The OALC emphasis on sin seems a perversion of Christianity, which offers an incredible model for "loving one's enemies," and follows repentance with reconciliation. It seems OALC encourages folks to repent continually, but not to reconcile what has been broken, through works of kindness, compensation or whatever. If there was an OALC court, the judge would be satisfied with a defendant's "I'm sorry." That "works alone" do not lead to grace does not undermine their importance.

You could call it an immature treatment of the human condition -- the-devil-made-me-do-it defense. It releases the person from the consequences of his/her actions and doesn't promote personal growth. To focus on silly transgressions such as nail polish is a grand diversion from the Elephant on the Table, i.e., the sin of being human, which is our participation (conscious or not) in the extinction of other life (human, animal, vegetable and mineral).

(Let me digress to muse about a Christian ritual: saying grace before meals. I think this is probably a universal ritual that finds many forms because it fulfills a need for us, as humans, to acknowledge that our sustenance depends on the sacrifice of other forms of life. In any case, it's a useful meditation on interconnectedness. I always found it odd that the OALC doesn't practice it.)

Imagine an alien reviewing our planet's history and trying to understand the different religions and how they deal with the problem of evil. Think of the long history of sacrifices (human and otherwise) that people all over the planet used to gain favor with fickle gods, who could punish them with earthquakes, drought, pestilence and famine. Or could, with appropriate sacrifices, be made happy.

Are not these gods externalizations of the human impulses for punishment and retribution and forgiveness? And weren't the sacrifice victims stand-ins for the people? To be human is to know that the capacity for evil is in oneself -- no one is exempt. And to be human is to know that the capacity for love is enormous. What is revolutionary about Christ is the profound personalization of that drama. He took this history of sacrifice and said, basically, it stops here. I am you (whatever your color or sex or status) and I paid the price, and you are forgiven, now and forever. Furthermore. . . . that enormous love you feel? THAT is God. God is love. God is in you. So act on it.

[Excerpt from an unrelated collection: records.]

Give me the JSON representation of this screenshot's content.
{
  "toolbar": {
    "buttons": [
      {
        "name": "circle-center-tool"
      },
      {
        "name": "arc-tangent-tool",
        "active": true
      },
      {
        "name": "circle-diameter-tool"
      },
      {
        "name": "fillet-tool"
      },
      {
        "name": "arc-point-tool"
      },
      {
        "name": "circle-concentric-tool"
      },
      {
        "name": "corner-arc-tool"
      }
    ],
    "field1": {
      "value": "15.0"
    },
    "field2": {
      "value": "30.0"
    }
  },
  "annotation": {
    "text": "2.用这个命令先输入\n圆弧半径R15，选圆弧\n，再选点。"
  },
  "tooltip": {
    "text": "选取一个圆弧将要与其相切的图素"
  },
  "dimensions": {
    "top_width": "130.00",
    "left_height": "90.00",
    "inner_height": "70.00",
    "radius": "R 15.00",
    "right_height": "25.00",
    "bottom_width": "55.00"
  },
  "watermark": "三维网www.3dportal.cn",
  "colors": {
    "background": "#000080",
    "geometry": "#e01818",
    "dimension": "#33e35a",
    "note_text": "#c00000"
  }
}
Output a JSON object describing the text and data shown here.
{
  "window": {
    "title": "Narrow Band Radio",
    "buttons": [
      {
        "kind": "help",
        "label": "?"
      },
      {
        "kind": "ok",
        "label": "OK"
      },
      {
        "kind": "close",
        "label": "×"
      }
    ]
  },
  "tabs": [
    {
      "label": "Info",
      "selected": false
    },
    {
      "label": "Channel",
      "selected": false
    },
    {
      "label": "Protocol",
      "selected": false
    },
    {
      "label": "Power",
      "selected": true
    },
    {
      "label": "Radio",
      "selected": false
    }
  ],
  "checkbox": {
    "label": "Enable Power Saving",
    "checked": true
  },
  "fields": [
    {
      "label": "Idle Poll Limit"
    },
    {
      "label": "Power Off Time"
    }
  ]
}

Now, to feel forgiven for being human (the original sin) and to feel the enormous love within: that is truly living in grace. It inspires us to be hopeful, compassionate, forgiving. Happy. Appreciative of our existence for this brief moment in the history of time. Intensely aware of the oneness of all life.

Perhaps the profound depression in the OALC -- both doctrinal and psychological (a dense fog hangs over the whole enterprise) -- is due to a wobbly faith in (1) one's own perpetual state of grace, and (2) God's indwelling. In psychological terms, the OALC continues to externalize Good and Evil. Until they are internalized, with Good/God/Love the victor, and the victory emphasized continually through worship and/or practice, the tendency is toward insecurity, depression, and passive-aggressive narcissism. (Does this make sense? I have provisional faith in the idea. Prove me wrong!)

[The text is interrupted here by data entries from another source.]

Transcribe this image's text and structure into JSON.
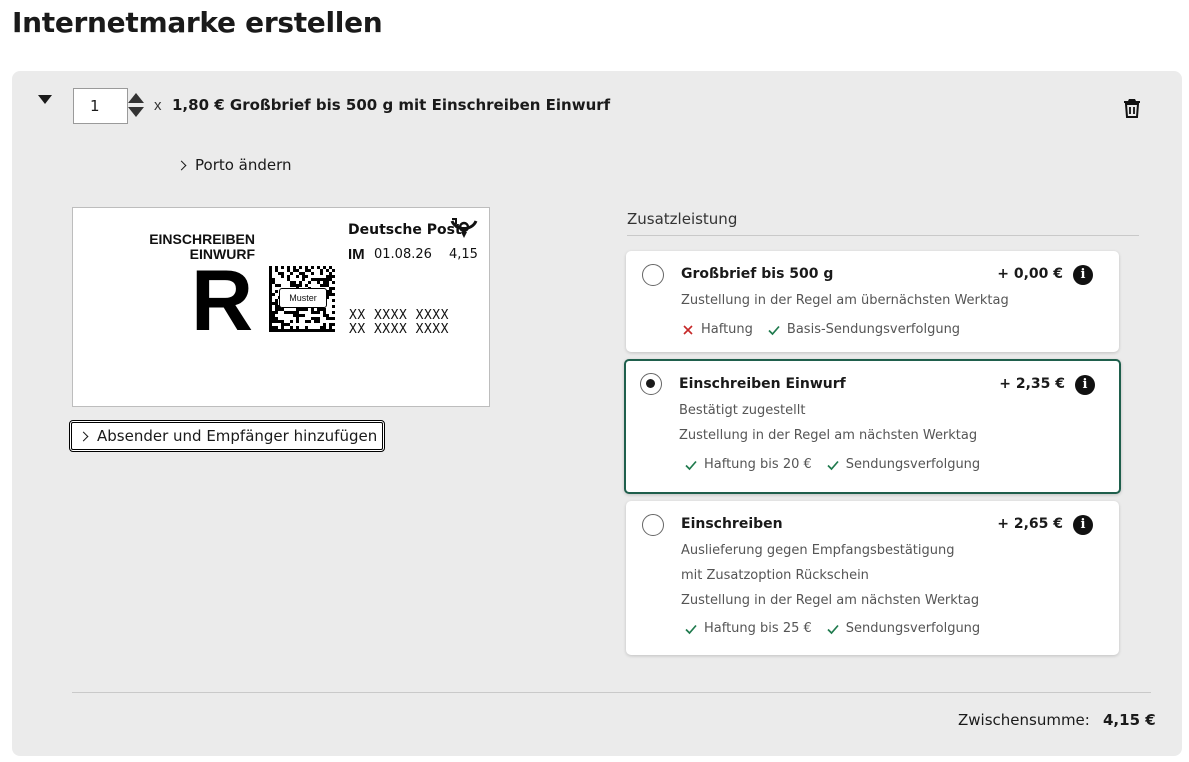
{
  "page": {
    "title": "Internetmarke erstellen"
  },
  "product": {
    "quantity": "1",
    "multiplier": "x",
    "title": "1,80 € Großbrief bis 500 g mit Einschreiben Einwurf",
    "porto_change_label": "Porto ändern"
  },
  "stamp": {
    "label_line_1": "EINSCHREIBEN",
    "label_line_2": "EINWURF",
    "big_letter": "R",
    "muster": "Muster",
    "brand": "Deutsche Post",
    "im": "IM",
    "date": "01.08.26",
    "value": "4,15",
    "code_line_1": "XX XXXX XXXX",
    "code_line_2": "XX XXXX XXXX",
    "brand_color": "#111111"
  },
  "address_button": {
    "label": "Absender und Empfänger hinzufügen"
  },
  "zusatzleistung": {
    "heading": "Zusatzleistung",
    "options": [
      {
        "title": "Großbrief bis 500 g",
        "price": "+ 0,00 €",
        "selected": false,
        "descriptions": [
          "Zustellung in der Regel am übernächsten Werktag"
        ],
        "features": [
          {
            "icon": "cross-icon",
            "label": "Haftung"
          },
          {
            "icon": "check-icon",
            "label": "Basis-Sendungsverfolgung"
          }
        ]
      },
      {
        "title": "Einschreiben Einwurf",
        "price": "+ 2,35 €",
        "selected": true,
        "descriptions": [
          "Bestätigt zugestellt",
          "Zustellung in der Regel am nächsten Werktag"
        ],
        "features": [
          {
            "icon": "check-icon",
            "label": "Haftung bis 20 €"
          },
          {
            "icon": "check-icon",
            "label": "Sendungsverfolgung"
          }
        ]
      },
      {
        "title": "Einschreiben",
        "price": "+ 2,65 €",
        "selected": false,
        "descriptions": [
          "Auslieferung gegen Empfangsbestätigung",
          "mit Zusatzoption Rückschein",
          "Zustellung in der Regel am nächsten Werktag"
        ],
        "features": [
          {
            "icon": "check-icon",
            "label": "Haftung bis 25 €"
          },
          {
            "icon": "check-icon",
            "label": "Sendungsverfolgung"
          }
        ]
      }
    ],
    "info_glyph": "i"
  },
  "summary": {
    "label": "Zwischensumme:",
    "value": "4,15 €"
  },
  "colors": {
    "selected_border": "#1f5f4c",
    "check": "#1f7a4d",
    "cross": "#c62828",
    "panel_bg": "#ebebeb"
  }
}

Here is an interesting link to the psychology of forgiveness:

And here's to the joyful life!